Activity:
Extract exactly and only the lines of the data below, starting at the line with "Parse this screenshot: output" and stopping after the final line.

[Items from an interface collection]

┄┄┄┄┄┄┄┄┄┄

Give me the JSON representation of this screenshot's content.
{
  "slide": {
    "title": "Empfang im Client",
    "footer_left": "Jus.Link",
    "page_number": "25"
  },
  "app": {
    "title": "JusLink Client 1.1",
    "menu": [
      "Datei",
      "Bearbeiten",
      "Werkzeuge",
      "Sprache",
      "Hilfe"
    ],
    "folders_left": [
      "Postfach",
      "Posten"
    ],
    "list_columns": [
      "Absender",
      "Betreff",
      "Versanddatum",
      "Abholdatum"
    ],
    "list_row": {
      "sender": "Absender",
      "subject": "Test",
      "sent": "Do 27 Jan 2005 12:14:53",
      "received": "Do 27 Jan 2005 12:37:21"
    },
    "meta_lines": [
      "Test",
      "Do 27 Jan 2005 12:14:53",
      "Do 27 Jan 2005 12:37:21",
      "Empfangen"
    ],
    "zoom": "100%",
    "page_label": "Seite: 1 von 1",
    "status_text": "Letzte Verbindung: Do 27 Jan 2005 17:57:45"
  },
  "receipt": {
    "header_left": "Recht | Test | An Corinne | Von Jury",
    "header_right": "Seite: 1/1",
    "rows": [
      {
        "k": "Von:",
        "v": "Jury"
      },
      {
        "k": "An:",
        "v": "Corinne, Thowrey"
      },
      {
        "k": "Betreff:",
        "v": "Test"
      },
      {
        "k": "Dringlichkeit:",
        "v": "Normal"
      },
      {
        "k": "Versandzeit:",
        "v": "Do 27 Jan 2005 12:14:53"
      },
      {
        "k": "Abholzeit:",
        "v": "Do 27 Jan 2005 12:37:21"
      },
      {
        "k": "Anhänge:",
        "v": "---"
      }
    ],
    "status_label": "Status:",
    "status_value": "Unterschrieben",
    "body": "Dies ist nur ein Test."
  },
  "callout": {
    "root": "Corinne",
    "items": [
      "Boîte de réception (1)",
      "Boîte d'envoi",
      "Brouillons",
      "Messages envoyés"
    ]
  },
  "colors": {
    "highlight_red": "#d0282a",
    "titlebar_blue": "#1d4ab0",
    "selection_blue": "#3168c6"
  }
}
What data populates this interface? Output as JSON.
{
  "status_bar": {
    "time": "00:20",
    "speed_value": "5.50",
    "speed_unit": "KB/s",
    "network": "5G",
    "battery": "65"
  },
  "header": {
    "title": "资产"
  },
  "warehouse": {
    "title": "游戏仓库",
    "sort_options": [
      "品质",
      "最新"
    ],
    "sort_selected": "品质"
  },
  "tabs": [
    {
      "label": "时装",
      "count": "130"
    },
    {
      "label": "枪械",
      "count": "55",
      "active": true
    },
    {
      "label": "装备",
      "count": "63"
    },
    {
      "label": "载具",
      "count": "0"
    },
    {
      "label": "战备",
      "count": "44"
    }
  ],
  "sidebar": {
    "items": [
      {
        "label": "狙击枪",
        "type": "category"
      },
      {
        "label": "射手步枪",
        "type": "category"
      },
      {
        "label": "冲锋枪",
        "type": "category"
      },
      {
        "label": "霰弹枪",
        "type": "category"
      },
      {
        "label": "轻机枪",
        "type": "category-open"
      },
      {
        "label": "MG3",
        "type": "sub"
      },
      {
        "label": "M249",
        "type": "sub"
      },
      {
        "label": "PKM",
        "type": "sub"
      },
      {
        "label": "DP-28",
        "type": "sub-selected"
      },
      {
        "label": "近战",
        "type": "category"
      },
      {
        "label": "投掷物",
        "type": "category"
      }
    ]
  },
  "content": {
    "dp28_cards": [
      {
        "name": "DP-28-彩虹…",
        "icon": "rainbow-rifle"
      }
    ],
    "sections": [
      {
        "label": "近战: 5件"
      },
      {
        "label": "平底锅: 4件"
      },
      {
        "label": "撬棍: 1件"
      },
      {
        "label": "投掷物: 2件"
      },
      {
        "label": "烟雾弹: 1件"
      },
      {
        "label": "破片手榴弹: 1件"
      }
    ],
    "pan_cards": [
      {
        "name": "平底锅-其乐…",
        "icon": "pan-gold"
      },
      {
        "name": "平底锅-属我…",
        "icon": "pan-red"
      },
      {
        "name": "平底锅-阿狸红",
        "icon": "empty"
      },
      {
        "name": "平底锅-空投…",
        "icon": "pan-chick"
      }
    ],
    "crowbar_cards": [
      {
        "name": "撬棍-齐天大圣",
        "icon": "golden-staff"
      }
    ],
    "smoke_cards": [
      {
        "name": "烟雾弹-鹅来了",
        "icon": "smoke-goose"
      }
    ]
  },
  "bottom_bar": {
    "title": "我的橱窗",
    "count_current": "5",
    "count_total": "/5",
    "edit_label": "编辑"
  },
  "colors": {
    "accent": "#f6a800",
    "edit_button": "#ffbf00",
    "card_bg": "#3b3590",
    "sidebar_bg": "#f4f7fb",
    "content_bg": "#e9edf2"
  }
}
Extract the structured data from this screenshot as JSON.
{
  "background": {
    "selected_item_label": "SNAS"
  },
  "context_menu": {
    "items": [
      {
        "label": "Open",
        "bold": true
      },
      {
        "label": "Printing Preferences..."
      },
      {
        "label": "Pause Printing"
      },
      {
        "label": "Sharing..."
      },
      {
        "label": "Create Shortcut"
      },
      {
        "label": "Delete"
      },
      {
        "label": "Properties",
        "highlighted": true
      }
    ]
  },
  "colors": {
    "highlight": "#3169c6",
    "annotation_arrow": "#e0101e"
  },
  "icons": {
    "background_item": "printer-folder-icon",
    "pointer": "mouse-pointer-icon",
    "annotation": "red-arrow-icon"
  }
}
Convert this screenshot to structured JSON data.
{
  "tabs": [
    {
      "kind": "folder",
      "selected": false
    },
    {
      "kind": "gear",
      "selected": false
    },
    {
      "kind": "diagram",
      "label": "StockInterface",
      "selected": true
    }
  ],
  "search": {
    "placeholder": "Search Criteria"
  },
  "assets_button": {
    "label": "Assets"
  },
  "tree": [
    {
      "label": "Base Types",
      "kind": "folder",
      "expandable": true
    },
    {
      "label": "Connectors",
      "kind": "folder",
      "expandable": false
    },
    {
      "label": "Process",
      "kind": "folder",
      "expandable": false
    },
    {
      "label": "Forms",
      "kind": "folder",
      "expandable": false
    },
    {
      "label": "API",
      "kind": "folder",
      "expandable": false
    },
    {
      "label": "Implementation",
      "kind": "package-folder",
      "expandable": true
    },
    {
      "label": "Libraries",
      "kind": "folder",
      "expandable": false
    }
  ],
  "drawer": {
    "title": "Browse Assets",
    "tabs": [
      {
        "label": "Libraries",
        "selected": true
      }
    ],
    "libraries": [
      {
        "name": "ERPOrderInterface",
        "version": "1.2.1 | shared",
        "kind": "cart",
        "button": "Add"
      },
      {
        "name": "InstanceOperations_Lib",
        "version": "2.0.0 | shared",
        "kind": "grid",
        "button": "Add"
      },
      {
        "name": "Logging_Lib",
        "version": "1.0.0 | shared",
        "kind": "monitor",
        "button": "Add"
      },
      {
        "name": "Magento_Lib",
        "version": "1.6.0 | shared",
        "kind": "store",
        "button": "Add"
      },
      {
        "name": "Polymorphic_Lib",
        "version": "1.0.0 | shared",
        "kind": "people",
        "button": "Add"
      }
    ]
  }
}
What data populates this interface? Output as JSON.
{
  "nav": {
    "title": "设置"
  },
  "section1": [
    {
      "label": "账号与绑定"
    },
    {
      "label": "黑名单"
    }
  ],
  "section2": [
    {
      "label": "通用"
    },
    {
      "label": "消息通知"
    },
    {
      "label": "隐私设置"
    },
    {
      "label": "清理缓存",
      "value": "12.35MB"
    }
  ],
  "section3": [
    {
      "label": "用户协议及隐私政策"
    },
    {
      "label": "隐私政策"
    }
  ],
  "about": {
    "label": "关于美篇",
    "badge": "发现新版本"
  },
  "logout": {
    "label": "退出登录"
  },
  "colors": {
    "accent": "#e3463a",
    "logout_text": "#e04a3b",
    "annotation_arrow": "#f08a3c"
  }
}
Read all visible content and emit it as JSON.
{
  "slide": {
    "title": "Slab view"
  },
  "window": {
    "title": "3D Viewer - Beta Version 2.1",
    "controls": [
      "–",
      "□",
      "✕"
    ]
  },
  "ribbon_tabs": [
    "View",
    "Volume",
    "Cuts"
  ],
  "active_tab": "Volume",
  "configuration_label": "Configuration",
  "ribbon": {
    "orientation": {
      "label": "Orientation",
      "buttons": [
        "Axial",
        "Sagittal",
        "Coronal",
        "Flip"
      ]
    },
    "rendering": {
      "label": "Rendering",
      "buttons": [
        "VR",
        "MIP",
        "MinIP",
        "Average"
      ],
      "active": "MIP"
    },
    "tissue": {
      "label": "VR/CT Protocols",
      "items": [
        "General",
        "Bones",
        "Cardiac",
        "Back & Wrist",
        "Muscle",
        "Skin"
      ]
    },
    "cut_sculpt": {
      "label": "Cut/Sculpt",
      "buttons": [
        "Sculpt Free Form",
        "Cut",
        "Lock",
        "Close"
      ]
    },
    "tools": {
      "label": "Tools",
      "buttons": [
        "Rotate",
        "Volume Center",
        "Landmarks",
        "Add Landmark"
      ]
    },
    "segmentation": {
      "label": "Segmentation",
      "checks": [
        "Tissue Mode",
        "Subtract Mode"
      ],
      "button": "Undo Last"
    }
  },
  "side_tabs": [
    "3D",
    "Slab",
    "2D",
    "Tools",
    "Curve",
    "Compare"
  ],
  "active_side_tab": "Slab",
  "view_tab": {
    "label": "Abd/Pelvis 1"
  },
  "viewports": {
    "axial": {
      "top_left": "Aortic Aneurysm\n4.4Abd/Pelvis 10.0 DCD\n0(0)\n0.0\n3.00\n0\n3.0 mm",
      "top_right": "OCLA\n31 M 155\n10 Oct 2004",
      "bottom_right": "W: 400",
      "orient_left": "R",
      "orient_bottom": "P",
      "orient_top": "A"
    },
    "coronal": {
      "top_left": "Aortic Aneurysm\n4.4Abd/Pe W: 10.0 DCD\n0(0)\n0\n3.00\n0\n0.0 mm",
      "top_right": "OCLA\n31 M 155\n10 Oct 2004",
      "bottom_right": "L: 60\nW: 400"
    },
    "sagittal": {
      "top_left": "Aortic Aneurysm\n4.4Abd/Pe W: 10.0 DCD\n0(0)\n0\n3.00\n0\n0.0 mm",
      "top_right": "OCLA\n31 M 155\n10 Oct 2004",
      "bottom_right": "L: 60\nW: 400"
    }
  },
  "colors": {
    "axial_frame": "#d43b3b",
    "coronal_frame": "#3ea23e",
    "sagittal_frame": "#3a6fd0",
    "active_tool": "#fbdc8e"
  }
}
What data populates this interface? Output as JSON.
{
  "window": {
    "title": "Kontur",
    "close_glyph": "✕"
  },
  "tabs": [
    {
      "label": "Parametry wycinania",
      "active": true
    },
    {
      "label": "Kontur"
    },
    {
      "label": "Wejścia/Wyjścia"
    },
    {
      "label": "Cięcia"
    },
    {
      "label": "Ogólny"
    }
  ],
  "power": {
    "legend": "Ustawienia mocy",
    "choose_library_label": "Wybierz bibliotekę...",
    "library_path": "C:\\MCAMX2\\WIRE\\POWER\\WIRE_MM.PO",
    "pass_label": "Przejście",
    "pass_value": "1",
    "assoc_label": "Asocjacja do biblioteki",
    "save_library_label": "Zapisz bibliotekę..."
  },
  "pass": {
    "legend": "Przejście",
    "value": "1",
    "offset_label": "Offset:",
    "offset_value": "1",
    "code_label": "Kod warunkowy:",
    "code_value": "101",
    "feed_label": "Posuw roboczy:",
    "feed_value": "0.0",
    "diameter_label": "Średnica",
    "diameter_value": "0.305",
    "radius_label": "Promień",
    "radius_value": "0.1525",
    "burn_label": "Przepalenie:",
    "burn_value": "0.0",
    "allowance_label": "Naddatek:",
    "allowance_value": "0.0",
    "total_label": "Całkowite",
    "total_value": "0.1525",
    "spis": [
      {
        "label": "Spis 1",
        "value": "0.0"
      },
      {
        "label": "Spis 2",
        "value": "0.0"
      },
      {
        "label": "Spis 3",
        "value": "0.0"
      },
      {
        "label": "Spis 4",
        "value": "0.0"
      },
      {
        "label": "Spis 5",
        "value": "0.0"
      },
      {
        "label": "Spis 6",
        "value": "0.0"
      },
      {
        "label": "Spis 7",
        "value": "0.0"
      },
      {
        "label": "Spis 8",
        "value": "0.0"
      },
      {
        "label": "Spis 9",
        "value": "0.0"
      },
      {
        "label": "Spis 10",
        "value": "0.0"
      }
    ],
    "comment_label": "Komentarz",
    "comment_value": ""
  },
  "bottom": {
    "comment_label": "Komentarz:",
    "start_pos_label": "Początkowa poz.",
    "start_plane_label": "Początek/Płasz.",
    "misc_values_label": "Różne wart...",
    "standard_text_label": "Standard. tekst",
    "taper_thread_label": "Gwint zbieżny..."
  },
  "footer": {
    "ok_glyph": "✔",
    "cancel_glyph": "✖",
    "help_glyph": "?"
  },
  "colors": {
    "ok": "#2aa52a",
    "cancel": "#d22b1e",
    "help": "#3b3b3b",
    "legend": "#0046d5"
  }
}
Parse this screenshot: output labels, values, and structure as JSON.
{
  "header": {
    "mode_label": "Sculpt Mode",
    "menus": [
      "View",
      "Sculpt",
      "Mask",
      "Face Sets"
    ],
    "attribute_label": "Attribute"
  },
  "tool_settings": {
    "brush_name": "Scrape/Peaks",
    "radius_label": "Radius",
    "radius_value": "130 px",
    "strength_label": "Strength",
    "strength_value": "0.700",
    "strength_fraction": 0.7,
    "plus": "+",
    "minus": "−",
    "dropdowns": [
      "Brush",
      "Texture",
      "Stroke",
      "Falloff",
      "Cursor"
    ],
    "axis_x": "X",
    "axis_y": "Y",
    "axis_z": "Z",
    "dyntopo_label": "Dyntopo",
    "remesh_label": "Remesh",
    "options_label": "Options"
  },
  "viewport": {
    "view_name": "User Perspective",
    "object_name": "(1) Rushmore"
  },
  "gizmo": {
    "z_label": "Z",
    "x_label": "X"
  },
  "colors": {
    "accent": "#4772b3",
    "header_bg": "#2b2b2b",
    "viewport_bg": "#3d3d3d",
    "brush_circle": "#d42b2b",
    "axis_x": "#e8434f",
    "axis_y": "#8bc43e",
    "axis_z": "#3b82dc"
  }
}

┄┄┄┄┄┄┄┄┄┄

Expected answer:
Parse this screenshot: output labels, values, and structure as JSON.
{
  "header": {
    "mode_label": "Sculpt Mode",
    "menus": [
      "View",
      "Sculpt",
      "Mask",
      "Face Sets"
    ],
    "attribute_label": "Attribute"
  },
  "tool_settings": {
    "brush_name": "Scrape/Peaks",
    "radius_label": "Radius",
    "radius_value": "130 px",
    "strength_label": "Strength",
    "strength_value": "0.700",
    "strength_fraction": 0.7,
    "plus": "+",
    "minus": "−",
    "dropdowns": [
      "Brush",
      "Texture",
      "Stroke",
      "Falloff",
      "Cursor"
    ],
    "axis_x": "X",
    "axis_y": "Y",
    "axis_z": "Z",
    "dyntopo_label": "Dyntopo",
    "remesh_label": "Remesh",
    "options_label": "Options"
  },
  "viewport": {
    "view_name": "User Perspective",
    "object_name": "(1) Rushmore"
  },
  "gizmo": {
    "z_label": "Z",
    "x_label": "X"
  },
  "colors": {
    "accent": "#4772b3",
    "header_bg": "#2b2b2b",
    "viewport_bg": "#3d3d3d",
    "brush_circle": "#d42b2b",
    "axis_x": "#e8434f",
    "axis_y": "#8bc43e",
    "axis_z": "#3b82dc"
  }
}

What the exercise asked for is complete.